But although the attractive virtue of the earth extends upwards, as has been said, so very far, yet if any stone should be at a distance great enough to become sensible compared with the earth's diameter, it is true that on the motion of the earth such a stone would not follow altogether; its own force of resistance would be combined with the attractive force of the earth, and thus it would extricate itself in some degree from the motion of the earth.
There is a force in the earth which causes the moon to move.

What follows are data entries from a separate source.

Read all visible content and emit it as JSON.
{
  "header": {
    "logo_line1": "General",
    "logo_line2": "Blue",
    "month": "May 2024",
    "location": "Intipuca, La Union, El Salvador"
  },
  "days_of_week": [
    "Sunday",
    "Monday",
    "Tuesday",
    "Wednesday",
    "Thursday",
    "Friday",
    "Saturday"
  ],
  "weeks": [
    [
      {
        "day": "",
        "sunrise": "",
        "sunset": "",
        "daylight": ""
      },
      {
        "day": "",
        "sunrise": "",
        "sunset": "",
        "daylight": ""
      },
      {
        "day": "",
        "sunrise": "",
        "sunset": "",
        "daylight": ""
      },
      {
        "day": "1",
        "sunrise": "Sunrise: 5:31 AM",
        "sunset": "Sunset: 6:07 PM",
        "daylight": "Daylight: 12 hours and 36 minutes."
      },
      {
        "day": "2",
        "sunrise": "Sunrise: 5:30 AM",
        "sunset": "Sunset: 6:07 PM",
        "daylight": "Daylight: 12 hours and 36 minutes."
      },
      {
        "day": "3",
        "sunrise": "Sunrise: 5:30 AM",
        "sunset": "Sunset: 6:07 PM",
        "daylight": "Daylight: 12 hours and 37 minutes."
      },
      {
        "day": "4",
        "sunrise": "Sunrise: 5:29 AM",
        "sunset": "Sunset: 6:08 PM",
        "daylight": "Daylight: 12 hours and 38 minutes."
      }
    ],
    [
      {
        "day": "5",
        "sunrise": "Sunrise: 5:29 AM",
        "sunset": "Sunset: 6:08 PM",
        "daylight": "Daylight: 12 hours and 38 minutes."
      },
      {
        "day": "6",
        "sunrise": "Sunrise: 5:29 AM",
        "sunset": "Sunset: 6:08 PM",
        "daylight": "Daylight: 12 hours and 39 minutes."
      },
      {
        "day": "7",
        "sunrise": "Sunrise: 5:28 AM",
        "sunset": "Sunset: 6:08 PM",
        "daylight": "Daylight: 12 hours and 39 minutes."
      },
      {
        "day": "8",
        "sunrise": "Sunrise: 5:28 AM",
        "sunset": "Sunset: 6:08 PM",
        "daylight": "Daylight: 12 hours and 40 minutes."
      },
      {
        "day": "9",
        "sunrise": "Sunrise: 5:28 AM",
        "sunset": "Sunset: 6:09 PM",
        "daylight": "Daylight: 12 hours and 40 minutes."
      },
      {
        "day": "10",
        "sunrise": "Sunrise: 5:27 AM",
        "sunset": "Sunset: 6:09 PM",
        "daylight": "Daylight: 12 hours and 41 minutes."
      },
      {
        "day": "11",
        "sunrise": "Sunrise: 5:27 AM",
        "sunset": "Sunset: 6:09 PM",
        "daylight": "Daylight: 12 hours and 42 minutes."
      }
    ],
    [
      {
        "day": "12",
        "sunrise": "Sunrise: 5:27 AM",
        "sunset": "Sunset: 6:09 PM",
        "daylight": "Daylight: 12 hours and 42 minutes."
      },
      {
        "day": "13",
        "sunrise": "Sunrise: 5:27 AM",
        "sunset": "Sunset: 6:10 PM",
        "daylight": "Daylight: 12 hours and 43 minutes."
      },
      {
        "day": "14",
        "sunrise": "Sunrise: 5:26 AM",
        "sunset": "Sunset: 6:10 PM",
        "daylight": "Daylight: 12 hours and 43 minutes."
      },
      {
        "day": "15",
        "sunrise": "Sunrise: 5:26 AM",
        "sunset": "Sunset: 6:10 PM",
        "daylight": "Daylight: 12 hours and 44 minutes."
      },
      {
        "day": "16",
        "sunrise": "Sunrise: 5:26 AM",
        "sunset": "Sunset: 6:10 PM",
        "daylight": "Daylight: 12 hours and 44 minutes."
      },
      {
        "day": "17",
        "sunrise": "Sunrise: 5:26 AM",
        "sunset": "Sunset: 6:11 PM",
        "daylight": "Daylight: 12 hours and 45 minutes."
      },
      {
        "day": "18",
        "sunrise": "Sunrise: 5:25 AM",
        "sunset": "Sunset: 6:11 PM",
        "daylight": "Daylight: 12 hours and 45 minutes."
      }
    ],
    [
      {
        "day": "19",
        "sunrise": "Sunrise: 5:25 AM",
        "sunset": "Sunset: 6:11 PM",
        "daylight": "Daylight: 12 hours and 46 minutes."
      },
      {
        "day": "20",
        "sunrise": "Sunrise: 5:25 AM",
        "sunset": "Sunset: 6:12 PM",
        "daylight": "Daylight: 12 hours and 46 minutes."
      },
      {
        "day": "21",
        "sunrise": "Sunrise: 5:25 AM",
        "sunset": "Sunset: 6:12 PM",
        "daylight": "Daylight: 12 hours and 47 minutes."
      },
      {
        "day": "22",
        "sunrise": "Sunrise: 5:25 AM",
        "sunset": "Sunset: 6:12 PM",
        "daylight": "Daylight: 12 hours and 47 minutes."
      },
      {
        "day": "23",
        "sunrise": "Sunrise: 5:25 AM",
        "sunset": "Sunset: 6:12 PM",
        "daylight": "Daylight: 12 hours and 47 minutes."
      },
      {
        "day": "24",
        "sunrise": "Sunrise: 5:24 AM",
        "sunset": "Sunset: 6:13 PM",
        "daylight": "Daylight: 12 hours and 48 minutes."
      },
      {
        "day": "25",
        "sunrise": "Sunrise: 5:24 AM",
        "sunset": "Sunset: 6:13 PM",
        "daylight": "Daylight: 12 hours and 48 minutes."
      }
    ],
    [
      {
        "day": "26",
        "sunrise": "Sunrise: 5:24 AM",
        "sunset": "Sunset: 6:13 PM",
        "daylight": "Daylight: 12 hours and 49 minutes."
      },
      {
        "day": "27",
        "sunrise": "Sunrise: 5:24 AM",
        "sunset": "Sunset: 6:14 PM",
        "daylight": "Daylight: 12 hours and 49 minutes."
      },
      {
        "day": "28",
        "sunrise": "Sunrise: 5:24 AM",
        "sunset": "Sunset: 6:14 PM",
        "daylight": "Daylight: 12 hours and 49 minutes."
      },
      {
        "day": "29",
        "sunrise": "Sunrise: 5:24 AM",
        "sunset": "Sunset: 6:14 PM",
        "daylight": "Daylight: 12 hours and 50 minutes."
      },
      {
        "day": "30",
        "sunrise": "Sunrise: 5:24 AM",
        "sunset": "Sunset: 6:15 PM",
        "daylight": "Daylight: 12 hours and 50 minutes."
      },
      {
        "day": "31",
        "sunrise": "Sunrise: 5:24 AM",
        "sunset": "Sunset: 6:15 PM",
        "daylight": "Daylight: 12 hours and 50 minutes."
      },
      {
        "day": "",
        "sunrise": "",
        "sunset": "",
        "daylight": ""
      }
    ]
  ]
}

Indeed I reply in a single word to the sentiments of the saints on these questions about nature; in theology, to be sure, the force of authorities is to be weighed, in philosophy, however, that of causes. Therefore, a saint is Lactantius, who denied the rotundity of the earth; a saint is Augustine, who, admitting the rotundity, yet denied the antipodes; worthy of sainthood is the dutiful performance of moderns who, admitting the meagreness of the earth, yet deny its motion. But truth is more saintly for me, who demonstrate by philosophy, without violating my due respect for the doctors of the church, that the earth is both round and inhabited at the antipodes, and of the most despicable size, and finally is moved among the stars.